■ Your task
Could you count the lines in the listing that include the word "Display"? Give only the number.

■ Stored data
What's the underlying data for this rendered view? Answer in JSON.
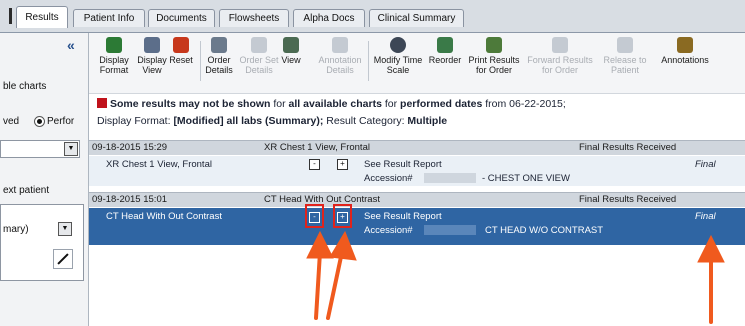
{
  "tabs": [
    "Results",
    "Patient Info",
    "Documents",
    "Flowsheets",
    "Alpha Docs",
    "Clinical Summary"
  ],
  "left_panel": {
    "collapse": "«",
    "charts_text": "ble charts",
    "radio_text": "ved",
    "radio_label": "Perfor",
    "next_patient": "ext patient",
    "dropdown_value": "mary)",
    "dropdown_arrow": "▼"
  },
  "toolbar": {
    "display_format": "Display Format",
    "display_view": "Display View",
    "reset_order": "Reset",
    "order_details": "Order Details",
    "order_set_details": "Order Set Details",
    "view": "View",
    "annotation_details": "Annotation Details",
    "modify_time_scale": "Modify Time Scale",
    "reorder": "Reorder",
    "print_results": "Print Results for Order",
    "forward_results": "Forward Results for Order",
    "release_to_patient": "Release to Patient",
    "annotations": "Annotations"
  },
  "notice": {
    "part1": "Some results may not be shown",
    "part2": " for ",
    "part3": "all available charts",
    "part4": " for ",
    "part5": "performed dates",
    "part6": " from 06-22-2015;"
  },
  "format_line": {
    "label": "Display Format: ",
    "value": "[Modified] all labs (Summary);",
    "cat_label": " Result Category: ",
    "cat_value": "Multiple"
  },
  "groups": [
    {
      "date": "09-18-2015 15:29",
      "title": "XR Chest 1 View, Frontal",
      "status": "Final Results Received",
      "item": "XR Chest 1 View, Frontal",
      "report": "See Result Report",
      "accession_label": "Accession#",
      "accession_desc": "- CHEST  ONE VIEW",
      "result_status": "Final"
    },
    {
      "date": "09-18-2015 15:01",
      "title": "CT Head With Out Contrast",
      "status": "Final Results Received",
      "item": "CT Head With Out Contrast",
      "report": "See Result Report",
      "accession_label": "Accession#",
      "accession_desc": "CT HEAD W/O CONTRAST",
      "result_status": "Final"
    }
  ],
  "colors": {
    "selected_row": "#2f65a3",
    "highlight": "#e0231c",
    "arrow": "#f05a1e",
    "warning": "#c0121b"
  }
}
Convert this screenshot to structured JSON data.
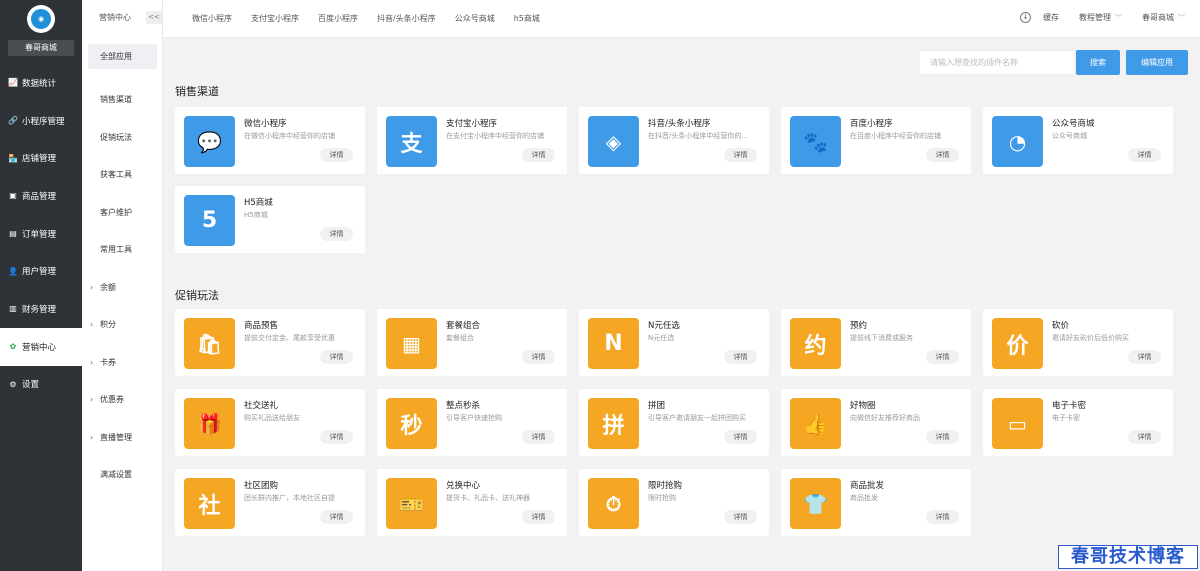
{
  "sidebar": {
    "store_name": "春哥商城",
    "items": [
      {
        "label": "数据统计",
        "icon": "chart-icon"
      },
      {
        "label": "小程序管理",
        "icon": "link-icon"
      },
      {
        "label": "店铺管理",
        "icon": "store-icon"
      },
      {
        "label": "商品管理",
        "icon": "goods-icon"
      },
      {
        "label": "订单管理",
        "icon": "order-icon"
      },
      {
        "label": "用户管理",
        "icon": "user-icon"
      },
      {
        "label": "财务管理",
        "icon": "finance-icon"
      },
      {
        "label": "营销中心",
        "icon": "marketing-icon",
        "active": true
      },
      {
        "label": "设置",
        "icon": "settings-icon"
      }
    ]
  },
  "subbar": {
    "title": "营销中心",
    "collapse": "<<",
    "items": [
      {
        "label": "全部应用",
        "active": true
      },
      {
        "label": "销售渠道"
      },
      {
        "label": "促销玩法"
      },
      {
        "label": "获客工具"
      },
      {
        "label": "客户维护"
      },
      {
        "label": "常用工具"
      },
      {
        "label": "余额",
        "arrow": true
      },
      {
        "label": "积分",
        "arrow": true
      },
      {
        "label": "卡券",
        "arrow": true
      },
      {
        "label": "优惠券",
        "arrow": true
      },
      {
        "label": "直播管理",
        "arrow": true
      },
      {
        "label": "满减设置"
      }
    ]
  },
  "topbar": {
    "tabs": [
      "微信小程序",
      "支付宝小程序",
      "百度小程序",
      "抖音/头条小程序",
      "公众号商城",
      "h5商城"
    ],
    "cache": "缓存",
    "tutorial": "教程管理",
    "store": "春哥商城"
  },
  "toolbar": {
    "search_placeholder": "请输入想查找的插件名称",
    "search_label": "搜索",
    "edit_label": "编辑应用"
  },
  "sections": [
    {
      "title": "销售渠道",
      "cards": [
        {
          "name": "微信小程序",
          "desc": "在微信小程序中经营你的店铺",
          "color": "blue",
          "icon": "wechat-icon",
          "glyph": "💬"
        },
        {
          "name": "支付宝小程序",
          "desc": "在支付宝小程序中经营你的店铺",
          "color": "blue",
          "icon": "alipay-icon",
          "glyph": "支"
        },
        {
          "name": "抖音/头条小程序",
          "desc": "在抖音/头条小程序中经营你的...",
          "color": "blue",
          "icon": "douyin-icon",
          "glyph": "◈"
        },
        {
          "name": "百度小程序",
          "desc": "在百度小程序中经营你的店铺",
          "color": "blue",
          "icon": "baidu-icon",
          "glyph": "🐾"
        },
        {
          "name": "公众号商城",
          "desc": "公众号商城",
          "color": "blue",
          "icon": "official-account-icon",
          "glyph": "◔"
        },
        {
          "name": "H5商城",
          "desc": "H5商城",
          "color": "blue",
          "icon": "html5-icon",
          "glyph": "5"
        }
      ]
    },
    {
      "title": "促销玩法",
      "cards": [
        {
          "name": "商品预售",
          "desc": "提前交付定金、尾款享受优惠",
          "color": "orange",
          "icon": "presale-bag-icon",
          "glyph": "🛍"
        },
        {
          "name": "套餐组合",
          "desc": "套餐组合",
          "color": "orange",
          "icon": "combo-icon",
          "glyph": "▦"
        },
        {
          "name": "N元任选",
          "desc": "N元任选",
          "color": "orange",
          "icon": "n-yuan-icon",
          "glyph": "N"
        },
        {
          "name": "预约",
          "desc": "提前线下消费或服务",
          "color": "orange",
          "icon": "appointment-icon",
          "glyph": "约"
        },
        {
          "name": "砍价",
          "desc": "邀请好友砍价后低价购买",
          "color": "orange",
          "icon": "bargain-icon",
          "glyph": "价"
        },
        {
          "name": "社交送礼",
          "desc": "购买礼品送给朋友",
          "color": "orange",
          "icon": "gift-icon",
          "glyph": "🎁"
        },
        {
          "name": "整点秒杀",
          "desc": "引导客户快速抢购",
          "color": "orange",
          "icon": "flash-sale-icon",
          "glyph": "秒"
        },
        {
          "name": "拼团",
          "desc": "引导客户邀请朋友一起拼团购买",
          "color": "orange",
          "icon": "group-buy-icon",
          "glyph": "拼"
        },
        {
          "name": "好物圈",
          "desc": "向微信好友推荐好商品",
          "color": "orange",
          "icon": "thumbs-up-icon",
          "glyph": "👍"
        },
        {
          "name": "电子卡密",
          "desc": "电子卡密",
          "color": "orange",
          "icon": "card-key-icon",
          "glyph": "▭"
        },
        {
          "name": "社区团购",
          "desc": "团长群内推广，本地社区自提",
          "color": "orange",
          "icon": "community-icon",
          "glyph": "社"
        },
        {
          "name": "兑换中心",
          "desc": "提货卡、礼品卡、送礼神器",
          "color": "orange",
          "icon": "exchange-icon",
          "glyph": "🎫"
        },
        {
          "name": "限时抢购",
          "desc": "限时抢购",
          "color": "orange",
          "icon": "clock-icon",
          "glyph": "⏱"
        },
        {
          "name": "商品批发",
          "desc": "商品批发",
          "color": "orange",
          "icon": "wholesale-icon",
          "glyph": "👕"
        }
      ]
    }
  ],
  "detail_label": "详情",
  "watermark": "春哥技术博客"
}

■ Answer area
3